* The problem *
Once you have checked each line below for the word "JSON", give the number of lines that have it and nothing further.

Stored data

>>

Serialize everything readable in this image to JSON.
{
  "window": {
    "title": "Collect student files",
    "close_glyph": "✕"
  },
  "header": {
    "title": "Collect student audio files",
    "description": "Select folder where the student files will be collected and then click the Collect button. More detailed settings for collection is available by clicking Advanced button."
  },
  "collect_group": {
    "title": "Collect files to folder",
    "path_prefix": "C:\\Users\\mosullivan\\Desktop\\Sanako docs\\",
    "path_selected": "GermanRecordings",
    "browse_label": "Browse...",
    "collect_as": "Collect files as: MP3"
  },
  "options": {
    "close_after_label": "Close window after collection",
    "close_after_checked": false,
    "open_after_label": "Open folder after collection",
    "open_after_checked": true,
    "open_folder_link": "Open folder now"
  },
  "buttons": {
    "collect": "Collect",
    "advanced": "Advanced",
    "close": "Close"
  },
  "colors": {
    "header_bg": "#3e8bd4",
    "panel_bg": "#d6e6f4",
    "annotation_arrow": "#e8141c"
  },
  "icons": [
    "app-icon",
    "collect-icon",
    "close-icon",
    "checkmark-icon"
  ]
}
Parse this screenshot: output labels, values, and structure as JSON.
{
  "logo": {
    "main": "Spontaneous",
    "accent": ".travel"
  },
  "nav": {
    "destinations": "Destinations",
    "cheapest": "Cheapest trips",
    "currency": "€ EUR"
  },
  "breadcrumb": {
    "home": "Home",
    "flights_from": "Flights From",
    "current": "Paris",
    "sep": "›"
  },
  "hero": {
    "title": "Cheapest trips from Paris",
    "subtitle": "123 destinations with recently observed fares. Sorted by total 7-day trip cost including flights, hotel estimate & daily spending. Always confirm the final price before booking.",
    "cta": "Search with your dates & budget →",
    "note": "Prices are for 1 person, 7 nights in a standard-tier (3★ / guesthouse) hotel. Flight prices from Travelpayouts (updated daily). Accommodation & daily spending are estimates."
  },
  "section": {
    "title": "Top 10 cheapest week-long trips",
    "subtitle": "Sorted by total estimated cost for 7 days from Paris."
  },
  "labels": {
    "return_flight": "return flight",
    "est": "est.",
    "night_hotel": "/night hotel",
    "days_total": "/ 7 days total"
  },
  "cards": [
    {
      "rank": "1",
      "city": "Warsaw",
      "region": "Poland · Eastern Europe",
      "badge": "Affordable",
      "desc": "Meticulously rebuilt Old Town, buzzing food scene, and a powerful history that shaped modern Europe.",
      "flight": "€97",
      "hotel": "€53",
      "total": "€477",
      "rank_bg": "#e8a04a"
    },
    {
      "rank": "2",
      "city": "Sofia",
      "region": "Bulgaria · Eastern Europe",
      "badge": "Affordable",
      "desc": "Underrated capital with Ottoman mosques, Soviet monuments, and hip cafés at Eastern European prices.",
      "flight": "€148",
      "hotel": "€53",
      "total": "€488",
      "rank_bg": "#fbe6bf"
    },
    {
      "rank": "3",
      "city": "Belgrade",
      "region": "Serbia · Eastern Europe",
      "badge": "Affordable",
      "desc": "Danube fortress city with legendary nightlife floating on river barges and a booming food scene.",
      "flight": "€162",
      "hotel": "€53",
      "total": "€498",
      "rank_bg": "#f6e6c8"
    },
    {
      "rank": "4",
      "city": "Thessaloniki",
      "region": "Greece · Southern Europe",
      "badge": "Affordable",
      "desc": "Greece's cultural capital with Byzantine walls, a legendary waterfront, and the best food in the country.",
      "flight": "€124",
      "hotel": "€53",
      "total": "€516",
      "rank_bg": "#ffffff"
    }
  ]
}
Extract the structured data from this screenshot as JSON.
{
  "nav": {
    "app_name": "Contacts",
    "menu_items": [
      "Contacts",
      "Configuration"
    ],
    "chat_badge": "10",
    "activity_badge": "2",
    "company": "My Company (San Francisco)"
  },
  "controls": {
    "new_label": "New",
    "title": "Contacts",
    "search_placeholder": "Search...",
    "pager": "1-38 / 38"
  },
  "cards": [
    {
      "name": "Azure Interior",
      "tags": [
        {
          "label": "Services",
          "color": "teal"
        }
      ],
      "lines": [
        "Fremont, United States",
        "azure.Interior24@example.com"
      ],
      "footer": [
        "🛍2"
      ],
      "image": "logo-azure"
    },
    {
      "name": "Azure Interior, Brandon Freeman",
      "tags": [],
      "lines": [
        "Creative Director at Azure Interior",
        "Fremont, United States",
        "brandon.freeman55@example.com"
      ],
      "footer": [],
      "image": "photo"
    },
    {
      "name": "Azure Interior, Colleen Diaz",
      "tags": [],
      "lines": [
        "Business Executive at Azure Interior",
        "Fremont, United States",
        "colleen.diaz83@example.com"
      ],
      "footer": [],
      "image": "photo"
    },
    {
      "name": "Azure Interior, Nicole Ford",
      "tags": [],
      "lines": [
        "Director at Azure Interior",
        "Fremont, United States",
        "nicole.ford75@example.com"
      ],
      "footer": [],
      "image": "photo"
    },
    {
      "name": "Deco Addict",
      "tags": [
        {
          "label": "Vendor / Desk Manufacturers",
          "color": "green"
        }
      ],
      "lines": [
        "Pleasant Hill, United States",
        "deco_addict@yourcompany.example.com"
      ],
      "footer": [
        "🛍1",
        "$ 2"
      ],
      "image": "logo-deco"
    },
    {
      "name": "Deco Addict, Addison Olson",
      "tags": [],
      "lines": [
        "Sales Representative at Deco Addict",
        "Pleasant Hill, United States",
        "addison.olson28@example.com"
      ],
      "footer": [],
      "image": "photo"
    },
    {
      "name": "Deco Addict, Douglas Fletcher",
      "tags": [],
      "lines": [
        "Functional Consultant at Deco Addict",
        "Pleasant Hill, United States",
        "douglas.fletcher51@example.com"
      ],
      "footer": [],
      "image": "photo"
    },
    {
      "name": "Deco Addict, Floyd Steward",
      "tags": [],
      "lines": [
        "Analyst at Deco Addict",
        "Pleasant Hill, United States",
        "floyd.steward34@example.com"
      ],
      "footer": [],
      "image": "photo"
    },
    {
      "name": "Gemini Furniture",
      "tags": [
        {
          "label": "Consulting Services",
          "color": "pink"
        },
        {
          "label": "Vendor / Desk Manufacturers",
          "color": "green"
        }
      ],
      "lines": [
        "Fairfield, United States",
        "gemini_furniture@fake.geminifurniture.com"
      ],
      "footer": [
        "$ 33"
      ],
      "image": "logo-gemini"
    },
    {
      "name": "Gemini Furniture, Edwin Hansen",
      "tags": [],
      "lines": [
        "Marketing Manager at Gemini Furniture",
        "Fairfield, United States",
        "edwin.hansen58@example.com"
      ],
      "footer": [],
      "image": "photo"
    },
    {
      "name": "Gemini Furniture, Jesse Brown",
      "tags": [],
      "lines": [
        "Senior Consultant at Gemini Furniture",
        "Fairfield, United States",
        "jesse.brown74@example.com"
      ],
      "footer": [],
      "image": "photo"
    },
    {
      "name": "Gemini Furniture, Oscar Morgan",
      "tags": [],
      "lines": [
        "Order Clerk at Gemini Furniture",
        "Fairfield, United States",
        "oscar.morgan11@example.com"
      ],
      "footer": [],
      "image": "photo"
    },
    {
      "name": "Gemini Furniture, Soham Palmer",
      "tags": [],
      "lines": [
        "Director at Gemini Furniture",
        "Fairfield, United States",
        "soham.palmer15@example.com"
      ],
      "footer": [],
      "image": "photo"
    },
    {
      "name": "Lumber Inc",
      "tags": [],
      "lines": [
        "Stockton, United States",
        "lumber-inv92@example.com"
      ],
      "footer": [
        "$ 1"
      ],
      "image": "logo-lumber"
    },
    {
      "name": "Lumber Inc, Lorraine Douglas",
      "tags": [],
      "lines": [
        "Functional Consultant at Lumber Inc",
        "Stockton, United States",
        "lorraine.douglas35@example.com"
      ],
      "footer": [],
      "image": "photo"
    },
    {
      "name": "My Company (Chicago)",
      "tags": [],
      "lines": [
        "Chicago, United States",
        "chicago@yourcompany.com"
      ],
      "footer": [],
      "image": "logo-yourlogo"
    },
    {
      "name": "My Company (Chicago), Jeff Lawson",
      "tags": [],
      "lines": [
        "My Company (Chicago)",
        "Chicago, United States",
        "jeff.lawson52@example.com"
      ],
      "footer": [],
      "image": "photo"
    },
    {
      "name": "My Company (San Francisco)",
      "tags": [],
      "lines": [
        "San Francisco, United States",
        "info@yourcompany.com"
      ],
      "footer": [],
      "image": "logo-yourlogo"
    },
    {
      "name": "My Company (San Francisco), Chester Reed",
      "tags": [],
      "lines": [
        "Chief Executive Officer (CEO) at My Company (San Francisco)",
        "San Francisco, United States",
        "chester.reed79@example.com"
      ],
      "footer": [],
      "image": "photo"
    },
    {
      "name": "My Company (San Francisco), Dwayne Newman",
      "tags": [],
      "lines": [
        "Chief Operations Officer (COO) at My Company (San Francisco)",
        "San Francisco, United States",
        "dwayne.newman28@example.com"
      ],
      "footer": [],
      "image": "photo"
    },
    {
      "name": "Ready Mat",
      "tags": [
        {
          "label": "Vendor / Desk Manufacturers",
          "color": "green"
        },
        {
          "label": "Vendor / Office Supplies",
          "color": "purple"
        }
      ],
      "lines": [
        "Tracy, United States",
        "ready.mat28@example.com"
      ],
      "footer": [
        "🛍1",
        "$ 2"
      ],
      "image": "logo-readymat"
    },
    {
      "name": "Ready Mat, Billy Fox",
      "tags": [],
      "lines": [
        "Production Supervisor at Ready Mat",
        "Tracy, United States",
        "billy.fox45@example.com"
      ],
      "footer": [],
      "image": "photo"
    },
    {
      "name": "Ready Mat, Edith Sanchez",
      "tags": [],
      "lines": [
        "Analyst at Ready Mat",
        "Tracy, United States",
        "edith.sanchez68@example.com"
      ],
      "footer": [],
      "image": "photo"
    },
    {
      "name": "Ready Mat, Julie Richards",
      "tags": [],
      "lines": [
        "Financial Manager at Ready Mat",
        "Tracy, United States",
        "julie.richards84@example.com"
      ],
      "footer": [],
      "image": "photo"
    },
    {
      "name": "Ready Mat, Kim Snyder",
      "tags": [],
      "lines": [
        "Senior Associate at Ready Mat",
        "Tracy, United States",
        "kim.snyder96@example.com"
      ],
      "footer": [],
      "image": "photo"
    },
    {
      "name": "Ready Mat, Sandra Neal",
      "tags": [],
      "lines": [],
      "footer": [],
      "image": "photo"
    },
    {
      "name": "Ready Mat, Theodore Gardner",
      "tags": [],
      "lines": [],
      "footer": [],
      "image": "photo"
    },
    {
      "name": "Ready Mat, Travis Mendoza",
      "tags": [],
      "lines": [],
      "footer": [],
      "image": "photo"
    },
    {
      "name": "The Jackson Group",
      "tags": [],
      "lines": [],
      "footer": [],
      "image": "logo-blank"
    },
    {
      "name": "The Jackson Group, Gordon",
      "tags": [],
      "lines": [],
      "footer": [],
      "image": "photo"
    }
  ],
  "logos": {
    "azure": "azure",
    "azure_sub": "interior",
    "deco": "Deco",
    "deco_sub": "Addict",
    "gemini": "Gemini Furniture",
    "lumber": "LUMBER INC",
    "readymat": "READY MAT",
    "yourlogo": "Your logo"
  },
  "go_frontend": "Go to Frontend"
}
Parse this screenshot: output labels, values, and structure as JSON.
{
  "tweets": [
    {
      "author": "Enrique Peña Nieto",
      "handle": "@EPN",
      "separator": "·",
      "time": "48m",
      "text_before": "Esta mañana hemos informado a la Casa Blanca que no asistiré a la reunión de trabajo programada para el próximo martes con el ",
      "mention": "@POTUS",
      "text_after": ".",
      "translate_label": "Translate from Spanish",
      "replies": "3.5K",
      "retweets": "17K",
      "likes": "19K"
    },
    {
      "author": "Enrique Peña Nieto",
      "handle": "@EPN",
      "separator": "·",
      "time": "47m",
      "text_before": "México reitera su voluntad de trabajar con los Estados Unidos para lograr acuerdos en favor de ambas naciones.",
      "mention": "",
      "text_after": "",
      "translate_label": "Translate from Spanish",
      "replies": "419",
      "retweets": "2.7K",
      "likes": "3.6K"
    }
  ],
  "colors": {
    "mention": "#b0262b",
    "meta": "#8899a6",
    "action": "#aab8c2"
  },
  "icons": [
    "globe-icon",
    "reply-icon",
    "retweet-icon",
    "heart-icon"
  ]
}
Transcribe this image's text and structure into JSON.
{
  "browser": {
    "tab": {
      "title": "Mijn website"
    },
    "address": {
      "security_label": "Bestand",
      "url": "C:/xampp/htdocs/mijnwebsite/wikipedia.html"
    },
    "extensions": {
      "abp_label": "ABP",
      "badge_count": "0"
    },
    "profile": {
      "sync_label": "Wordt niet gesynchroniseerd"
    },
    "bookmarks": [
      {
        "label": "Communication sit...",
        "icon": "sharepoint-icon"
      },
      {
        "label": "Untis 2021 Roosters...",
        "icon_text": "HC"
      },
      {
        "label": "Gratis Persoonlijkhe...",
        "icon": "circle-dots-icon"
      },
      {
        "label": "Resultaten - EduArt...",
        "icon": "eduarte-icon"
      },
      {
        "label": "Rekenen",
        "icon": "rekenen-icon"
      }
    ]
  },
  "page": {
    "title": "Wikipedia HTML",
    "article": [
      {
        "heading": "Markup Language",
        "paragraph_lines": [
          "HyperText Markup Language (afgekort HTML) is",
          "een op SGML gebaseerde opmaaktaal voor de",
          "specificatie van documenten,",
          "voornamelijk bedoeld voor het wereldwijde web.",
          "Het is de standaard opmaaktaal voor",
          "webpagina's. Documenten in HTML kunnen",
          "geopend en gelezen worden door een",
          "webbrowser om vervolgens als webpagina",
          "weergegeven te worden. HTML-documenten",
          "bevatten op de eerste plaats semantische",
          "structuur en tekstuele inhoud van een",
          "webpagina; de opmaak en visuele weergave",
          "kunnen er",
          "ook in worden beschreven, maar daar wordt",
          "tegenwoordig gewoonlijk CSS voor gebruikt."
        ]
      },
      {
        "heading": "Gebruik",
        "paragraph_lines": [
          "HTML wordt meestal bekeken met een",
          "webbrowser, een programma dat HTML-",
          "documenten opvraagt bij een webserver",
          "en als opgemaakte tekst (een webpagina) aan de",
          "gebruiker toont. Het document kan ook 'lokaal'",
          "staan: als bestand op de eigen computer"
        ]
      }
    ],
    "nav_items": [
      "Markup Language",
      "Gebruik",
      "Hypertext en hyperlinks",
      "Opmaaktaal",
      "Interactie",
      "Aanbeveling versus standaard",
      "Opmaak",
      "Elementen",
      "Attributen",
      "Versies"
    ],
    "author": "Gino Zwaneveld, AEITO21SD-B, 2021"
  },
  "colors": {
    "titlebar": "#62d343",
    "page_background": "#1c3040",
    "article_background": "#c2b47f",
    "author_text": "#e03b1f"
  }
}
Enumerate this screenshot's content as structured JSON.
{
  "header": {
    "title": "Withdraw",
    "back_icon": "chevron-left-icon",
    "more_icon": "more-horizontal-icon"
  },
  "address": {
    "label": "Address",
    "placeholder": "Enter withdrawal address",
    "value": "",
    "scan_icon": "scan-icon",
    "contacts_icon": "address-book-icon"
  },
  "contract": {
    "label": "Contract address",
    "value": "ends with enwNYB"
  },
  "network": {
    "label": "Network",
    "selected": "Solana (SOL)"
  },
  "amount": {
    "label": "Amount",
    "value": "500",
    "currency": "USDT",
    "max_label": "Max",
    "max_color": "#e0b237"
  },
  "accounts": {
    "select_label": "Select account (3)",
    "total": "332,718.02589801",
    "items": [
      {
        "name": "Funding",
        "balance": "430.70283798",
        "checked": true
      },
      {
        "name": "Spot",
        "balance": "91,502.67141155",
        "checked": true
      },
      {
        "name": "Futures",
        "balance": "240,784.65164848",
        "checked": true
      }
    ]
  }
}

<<

* Response to this task *
6